* [Task details]: Look through the entries below and show every line containing the word "author".

* [Records shown]:
Segment Open

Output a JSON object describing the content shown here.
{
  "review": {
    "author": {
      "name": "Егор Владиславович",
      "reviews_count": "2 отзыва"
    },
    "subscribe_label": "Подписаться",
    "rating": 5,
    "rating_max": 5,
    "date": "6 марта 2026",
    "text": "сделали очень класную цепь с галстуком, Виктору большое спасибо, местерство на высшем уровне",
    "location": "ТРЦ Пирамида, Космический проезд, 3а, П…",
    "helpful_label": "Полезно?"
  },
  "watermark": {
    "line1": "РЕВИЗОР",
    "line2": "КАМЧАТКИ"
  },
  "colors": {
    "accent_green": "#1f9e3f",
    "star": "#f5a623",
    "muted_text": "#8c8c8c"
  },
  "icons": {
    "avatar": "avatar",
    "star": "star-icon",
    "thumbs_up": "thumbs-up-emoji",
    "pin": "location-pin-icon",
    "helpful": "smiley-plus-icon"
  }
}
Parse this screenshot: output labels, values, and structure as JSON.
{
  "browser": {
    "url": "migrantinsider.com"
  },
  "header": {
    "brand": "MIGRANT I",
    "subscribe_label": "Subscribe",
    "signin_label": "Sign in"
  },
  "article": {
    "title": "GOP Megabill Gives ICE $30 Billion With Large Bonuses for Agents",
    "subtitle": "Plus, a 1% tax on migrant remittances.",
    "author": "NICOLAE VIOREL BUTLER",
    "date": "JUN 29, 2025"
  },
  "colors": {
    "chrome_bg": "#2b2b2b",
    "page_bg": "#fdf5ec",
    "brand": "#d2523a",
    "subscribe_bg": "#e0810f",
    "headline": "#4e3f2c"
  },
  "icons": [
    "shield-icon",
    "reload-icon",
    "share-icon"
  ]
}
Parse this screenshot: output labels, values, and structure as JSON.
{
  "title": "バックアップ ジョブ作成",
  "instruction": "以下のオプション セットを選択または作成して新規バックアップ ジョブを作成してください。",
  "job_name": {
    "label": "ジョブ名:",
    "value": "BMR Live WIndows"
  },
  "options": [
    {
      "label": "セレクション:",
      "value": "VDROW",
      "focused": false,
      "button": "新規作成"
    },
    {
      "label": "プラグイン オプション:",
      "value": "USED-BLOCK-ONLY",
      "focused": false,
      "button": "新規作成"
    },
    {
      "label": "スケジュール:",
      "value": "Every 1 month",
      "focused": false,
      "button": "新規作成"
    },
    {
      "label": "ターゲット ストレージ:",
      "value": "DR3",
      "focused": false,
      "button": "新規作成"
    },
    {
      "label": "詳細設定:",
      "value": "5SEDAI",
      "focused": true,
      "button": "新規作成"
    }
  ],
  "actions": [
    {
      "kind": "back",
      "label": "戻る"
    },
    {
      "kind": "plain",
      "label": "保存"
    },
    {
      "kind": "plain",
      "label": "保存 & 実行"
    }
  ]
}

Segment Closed

* [Written solution]:
    "author": {
    "author": "NICOLAE VIOREL BUTLER",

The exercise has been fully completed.